◆ **Task description**: Look through the listing underneath for "data", and copy every line that has it.

__________

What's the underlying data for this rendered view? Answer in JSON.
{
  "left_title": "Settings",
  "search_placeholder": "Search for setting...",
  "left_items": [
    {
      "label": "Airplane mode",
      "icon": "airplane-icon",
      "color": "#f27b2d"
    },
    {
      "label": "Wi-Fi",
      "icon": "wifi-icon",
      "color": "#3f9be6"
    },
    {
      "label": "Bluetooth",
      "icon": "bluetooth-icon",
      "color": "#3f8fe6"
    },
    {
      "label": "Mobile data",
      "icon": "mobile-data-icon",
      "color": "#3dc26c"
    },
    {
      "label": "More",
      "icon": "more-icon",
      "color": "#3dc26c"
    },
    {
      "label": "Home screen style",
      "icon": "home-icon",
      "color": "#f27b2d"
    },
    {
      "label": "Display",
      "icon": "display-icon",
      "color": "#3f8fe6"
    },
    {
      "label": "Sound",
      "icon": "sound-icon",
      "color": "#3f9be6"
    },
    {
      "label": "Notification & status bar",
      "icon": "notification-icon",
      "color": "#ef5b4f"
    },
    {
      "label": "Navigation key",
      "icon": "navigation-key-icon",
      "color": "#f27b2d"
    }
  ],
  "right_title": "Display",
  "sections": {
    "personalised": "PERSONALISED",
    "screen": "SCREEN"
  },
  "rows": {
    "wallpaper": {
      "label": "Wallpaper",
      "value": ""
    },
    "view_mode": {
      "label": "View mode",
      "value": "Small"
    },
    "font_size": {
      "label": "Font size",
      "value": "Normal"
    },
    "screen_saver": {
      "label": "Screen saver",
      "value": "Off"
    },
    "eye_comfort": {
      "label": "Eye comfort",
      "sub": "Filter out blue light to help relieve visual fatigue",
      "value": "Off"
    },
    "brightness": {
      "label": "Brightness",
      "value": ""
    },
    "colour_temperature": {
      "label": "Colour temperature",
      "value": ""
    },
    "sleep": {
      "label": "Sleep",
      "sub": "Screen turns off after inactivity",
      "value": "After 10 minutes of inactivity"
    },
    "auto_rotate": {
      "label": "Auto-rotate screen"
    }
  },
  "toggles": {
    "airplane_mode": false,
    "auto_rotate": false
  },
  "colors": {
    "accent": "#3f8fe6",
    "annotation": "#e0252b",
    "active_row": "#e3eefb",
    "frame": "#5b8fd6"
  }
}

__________

◆ **Solution to this task**:
What's the underlying data for this rendered view? Answer in JSON.
      "label": "Mobile data",
      "icon": "mobile-data-icon",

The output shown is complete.